**REQUIRED ACTION**
All entries below must be reproduced without a single change.
--- START ---
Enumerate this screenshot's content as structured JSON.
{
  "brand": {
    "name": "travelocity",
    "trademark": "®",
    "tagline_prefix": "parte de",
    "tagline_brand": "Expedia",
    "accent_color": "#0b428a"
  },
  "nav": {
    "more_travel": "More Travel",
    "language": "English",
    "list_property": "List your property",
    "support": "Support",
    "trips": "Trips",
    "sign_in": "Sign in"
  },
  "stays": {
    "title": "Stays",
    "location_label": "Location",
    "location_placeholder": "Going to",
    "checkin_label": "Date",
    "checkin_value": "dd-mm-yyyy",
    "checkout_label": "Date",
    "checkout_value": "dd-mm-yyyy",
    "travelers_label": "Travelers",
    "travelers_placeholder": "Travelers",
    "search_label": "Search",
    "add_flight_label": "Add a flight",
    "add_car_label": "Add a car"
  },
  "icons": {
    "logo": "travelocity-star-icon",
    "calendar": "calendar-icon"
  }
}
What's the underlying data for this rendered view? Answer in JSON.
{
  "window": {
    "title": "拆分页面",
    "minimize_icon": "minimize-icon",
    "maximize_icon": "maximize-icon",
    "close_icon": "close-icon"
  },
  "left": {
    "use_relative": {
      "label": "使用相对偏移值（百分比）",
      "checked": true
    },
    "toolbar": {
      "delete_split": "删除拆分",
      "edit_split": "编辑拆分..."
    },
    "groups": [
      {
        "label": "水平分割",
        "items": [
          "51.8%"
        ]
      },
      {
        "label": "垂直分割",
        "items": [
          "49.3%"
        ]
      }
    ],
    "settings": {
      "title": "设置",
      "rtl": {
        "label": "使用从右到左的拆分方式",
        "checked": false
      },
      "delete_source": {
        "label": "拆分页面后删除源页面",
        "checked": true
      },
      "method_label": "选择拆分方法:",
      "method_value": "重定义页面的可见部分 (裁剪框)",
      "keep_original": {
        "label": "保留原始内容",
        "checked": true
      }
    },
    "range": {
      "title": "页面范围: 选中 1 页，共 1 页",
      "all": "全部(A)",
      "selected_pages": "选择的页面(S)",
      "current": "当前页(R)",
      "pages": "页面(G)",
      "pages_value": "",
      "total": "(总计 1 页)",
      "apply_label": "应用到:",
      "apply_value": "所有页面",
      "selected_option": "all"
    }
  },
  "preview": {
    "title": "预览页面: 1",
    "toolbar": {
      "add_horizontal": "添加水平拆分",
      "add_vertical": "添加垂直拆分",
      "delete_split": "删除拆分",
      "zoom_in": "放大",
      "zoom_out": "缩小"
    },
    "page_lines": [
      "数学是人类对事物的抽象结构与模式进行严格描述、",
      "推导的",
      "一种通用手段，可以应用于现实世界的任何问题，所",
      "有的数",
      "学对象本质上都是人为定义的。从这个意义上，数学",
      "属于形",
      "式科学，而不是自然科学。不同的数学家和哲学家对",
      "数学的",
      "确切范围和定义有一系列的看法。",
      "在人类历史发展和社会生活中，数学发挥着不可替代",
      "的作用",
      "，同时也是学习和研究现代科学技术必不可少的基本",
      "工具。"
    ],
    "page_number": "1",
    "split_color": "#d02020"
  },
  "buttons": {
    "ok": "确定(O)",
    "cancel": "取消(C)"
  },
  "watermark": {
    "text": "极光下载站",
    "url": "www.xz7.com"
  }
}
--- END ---
**COMPLETED TASK**
Enumerate this screenshot's content as structured JSON.
{
  "brand": {
    "name": "travelocity",
    "trademark": "®",
    "tagline_prefix": "parte de",
    "tagline_brand": "Expedia",
    "accent_color": "#0b428a"
  },
  "nav": {
    "more_travel": "More Travel",
    "language": "English",
    "list_property": "List your property",
    "support": "Support",
    "trips": "Trips",
    "sign_in": "Sign in"
  },
  "stays": {
    "title": "Stays",
    "location_label": "Location",
    "location_placeholder": "Going to",
    "checkin_label": "Date",
    "checkin_value": "dd-mm-yyyy",
    "checkout_label": "Date",
    "checkout_value": "dd-mm-yyyy",
    "travelers_label": "Travelers",
    "travelers_placeholder": "Travelers",
    "search_label": "Search",
    "add_flight_label": "Add a flight",
    "add_car_label": "Add a car"
  },
  "icons": {
    "logo": "travelocity-star-icon",
    "calendar": "calendar-icon"
  }
}
What's the underlying data for this rendered view? Answer in JSON.
{
  "window": {
    "title": "拆分页面",
    "minimize_icon": "minimize-icon",
    "maximize_icon": "maximize-icon",
    "close_icon": "close-icon"
  },
  "left": {
    "use_relative": {
      "label": "使用相对偏移值（百分比）",
      "checked": true
    },
    "toolbar": {
      "delete_split": "删除拆分",
      "edit_split": "编辑拆分..."
    },
    "groups": [
      {
        "label": "水平分割",
        "items": [
          "51.8%"
        ]
      },
      {
        "label": "垂直分割",
        "items": [
          "49.3%"
        ]
      }
    ],
    "settings": {
      "title": "设置",
      "rtl": {
        "label": "使用从右到左的拆分方式",
        "checked": false
      },
      "delete_source": {
        "label": "拆分页面后删除源页面",
        "checked": true
      },
      "method_label": "选择拆分方法:",
      "method_value": "重定义页面的可见部分 (裁剪框)",
      "keep_original": {
        "label": "保留原始内容",
        "checked": true
      }
    },
    "range": {
      "title": "页面范围: 选中 1 页，共 1 页",
      "all": "全部(A)",
      "selected_pages": "选择的页面(S)",
      "current": "当前页(R)",
      "pages": "页面(G)",
      "pages_value": "",
      "total": "(总计 1 页)",
      "apply_label": "应用到:",
      "apply_value": "所有页面",
      "selected_option": "all"
    }
  },
  "preview": {
    "title": "预览页面: 1",
    "toolbar": {
      "add_horizontal": "添加水平拆分",
      "add_vertical": "添加垂直拆分",
      "delete_split": "删除拆分",
      "zoom_in": "放大",
      "zoom_out": "缩小"
    },
    "page_lines": [
      "数学是人类对事物的抽象结构与模式进行严格描述、",
      "推导的",
      "一种通用手段，可以应用于现实世界的任何问题，所",
      "有的数",
      "学对象本质上都是人为定义的。从这个意义上，数学",
      "属于形",
      "式科学，而不是自然科学。不同的数学家和哲学家对",
      "数学的",
      "确切范围和定义有一系列的看法。",
      "在人类历史发展和社会生活中，数学发挥着不可替代",
      "的作用",
      "，同时也是学习和研究现代科学技术必不可少的基本",
      "工具。"
    ],
    "page_number": "1",
    "split_color": "#d02020"
  },
  "buttons": {
    "ok": "确定(O)",
    "cancel": "取消(C)"
  },
  "watermark": {
    "text": "极光下载站",
    "url": "www.xz7.com"
  }
}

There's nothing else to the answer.